The pandemic has created financial worries for everyone, but in particular for those who have lost their job. TTG speaks to a psychiatrist for coping advice
With the worries that travel professionals who have lost their jobs are facing, it can be difficult to stay positive and find ways to cope on a-day to-day basis.
Experts agree that people who lose their job experience some of the same feelings and stresses that you would if you were seriously injured, going through a divorce, or mourning the loss of a loved one, says Doctor Andrew Iles, consultant psychiatrist at Priory’s Oxford Wellbeing Centre.
“Knowing that we have a stable income and have our finances in a healthy state is important for general wellbeing. Few people can tolerate strains on their financial position without feeling worry or concern,” he says.
“Feeling secure and well-provided for is a basic human need and anything which seeks to undermine that is likely to cause us to feel worried, depressed and fearful.”
Losing a job can be especially tough because many people describe their job or career as a vocation which provides structure, job satisfaction and self-fulfillment.
“Jobs make us feel that we have purpose. For those of us who have children, it is one way we perform our duty of being a role model. Losing one’s job can lead to feelings of embarrassment and shame, or the fear that other people might see us as unsuccessful,” adds Iles.
It is unhelpful in the long run to ignore the effects that losing a job will have on both your daily life and your family. “This is the point at which you should be compassionate with yourself. Always allow others to support you in whatever way they can,” advises Iles.
The first important step is to take a short amount of time to process the situation and make sure that you take care of yourself during this period.

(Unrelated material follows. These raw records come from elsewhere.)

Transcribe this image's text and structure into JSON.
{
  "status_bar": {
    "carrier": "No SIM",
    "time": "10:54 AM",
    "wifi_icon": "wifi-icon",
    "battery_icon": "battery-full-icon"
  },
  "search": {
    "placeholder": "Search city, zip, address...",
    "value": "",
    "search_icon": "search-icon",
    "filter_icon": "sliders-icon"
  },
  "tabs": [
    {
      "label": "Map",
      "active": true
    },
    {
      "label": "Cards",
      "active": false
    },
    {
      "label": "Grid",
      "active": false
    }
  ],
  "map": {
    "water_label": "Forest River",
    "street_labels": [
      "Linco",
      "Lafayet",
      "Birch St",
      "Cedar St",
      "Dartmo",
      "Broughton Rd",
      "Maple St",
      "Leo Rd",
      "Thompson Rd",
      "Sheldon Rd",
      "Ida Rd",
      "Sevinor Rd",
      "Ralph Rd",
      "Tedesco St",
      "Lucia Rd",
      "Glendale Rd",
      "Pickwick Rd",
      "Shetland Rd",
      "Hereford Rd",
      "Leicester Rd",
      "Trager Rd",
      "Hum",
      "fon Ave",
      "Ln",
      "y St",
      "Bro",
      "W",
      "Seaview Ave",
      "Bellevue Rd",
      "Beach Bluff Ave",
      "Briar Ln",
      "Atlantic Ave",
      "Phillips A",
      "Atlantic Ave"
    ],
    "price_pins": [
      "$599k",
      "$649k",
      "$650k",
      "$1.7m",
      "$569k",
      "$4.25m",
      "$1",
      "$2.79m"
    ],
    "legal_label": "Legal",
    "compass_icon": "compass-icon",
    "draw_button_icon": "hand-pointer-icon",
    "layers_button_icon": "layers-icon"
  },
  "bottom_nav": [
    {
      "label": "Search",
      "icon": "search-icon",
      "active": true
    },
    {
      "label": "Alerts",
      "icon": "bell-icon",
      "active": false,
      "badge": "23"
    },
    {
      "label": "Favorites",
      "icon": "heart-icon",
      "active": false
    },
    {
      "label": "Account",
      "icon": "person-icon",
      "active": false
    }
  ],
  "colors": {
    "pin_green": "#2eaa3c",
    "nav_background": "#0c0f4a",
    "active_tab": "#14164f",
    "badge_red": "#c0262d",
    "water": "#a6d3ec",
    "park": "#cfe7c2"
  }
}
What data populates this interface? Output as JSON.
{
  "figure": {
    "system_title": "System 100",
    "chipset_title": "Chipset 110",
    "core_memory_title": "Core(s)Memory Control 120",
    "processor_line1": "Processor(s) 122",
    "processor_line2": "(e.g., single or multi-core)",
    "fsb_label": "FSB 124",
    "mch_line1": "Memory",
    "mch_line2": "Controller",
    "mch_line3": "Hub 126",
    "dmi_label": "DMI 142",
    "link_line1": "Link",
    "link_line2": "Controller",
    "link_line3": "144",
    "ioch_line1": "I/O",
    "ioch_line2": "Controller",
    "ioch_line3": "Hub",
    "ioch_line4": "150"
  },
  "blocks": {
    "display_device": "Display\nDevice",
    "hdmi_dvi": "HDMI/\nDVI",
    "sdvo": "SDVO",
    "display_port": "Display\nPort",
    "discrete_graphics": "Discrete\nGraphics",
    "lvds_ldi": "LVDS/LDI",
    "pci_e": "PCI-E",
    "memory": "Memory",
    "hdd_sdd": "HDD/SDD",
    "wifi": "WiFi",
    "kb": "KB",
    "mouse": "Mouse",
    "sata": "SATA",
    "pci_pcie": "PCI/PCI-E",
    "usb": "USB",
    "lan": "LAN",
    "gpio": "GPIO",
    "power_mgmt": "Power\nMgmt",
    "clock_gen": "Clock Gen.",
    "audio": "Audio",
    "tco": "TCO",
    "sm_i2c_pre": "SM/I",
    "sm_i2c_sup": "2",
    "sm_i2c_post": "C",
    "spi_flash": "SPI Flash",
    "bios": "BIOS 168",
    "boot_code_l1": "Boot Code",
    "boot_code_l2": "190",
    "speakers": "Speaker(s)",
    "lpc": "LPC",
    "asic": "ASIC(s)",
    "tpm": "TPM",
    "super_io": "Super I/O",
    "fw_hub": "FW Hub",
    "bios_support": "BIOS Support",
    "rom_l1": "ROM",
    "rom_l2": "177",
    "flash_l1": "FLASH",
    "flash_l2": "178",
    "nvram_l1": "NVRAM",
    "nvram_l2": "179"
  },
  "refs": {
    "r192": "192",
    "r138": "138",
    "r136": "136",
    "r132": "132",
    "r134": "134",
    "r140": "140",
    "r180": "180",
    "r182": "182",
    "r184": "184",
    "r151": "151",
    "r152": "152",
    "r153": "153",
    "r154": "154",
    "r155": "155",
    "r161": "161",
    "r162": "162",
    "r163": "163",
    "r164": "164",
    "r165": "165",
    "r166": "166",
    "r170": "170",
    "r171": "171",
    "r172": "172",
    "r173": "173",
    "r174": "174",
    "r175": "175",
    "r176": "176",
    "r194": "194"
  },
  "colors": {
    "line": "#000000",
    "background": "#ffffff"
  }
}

Try not to take the loss of your job personally and remember that there are many factors outside of your control which may have led to your job loss, says Iles. “In current times, remember that it may not have been financially viable for your job role to be retained. It is not about your work or your productivity, but about the job role and ongoing viability for someone in that position.”
Once you have been able to process what has happened, getting enough sleep is vital to wellbeing. “It may be difficult to do, but try to use [meditation] apps that might help like Headspace and Calm.”
Taking small but practical steps is key during a job hunt and can involve tasks including updating your CV, reaching out to all your contacts in other organisations, volunteering or taking any part-time work.
Make sure you use any help on offer to you, for example any retraining package or one-on-one coaching that might help you transition between jobs, adds Iles. “Ask friends to mention to their friends, potentially via sites like LinkedIn, that you are looking for work and come highly recommended.”
Try to keep days and evenings separate, as you would if you were working and build a routine to break up the hours and give a sense of order.
“When we have structure, we know what the parameters and the rules are, and that decreases a sense of not knowing, which then decreases anxiety,” says Iles.
Limiting the amount of time spent reading or watching the news can lower exposure to information that triggers stress levels. Iles explains: “Those who find themselves watching multiple reports of the same stories are likely to benefit the most from self-censorship.”
Walks and any other exercise which gets you out of the house and soaking up daylight can be highly beneficial in boosting mood. Getting into bad habits such as drinking more alcohol should be avoided as this might bring temporary relief but is likely to turn into additional problems further down the line, says Iles.
Most importantly, be kind to yourself, says Iles. “Struggling with uncertainty is difficult so lower your standards for yourself, and recognise the small moments of achievement when you show resilience or strength.”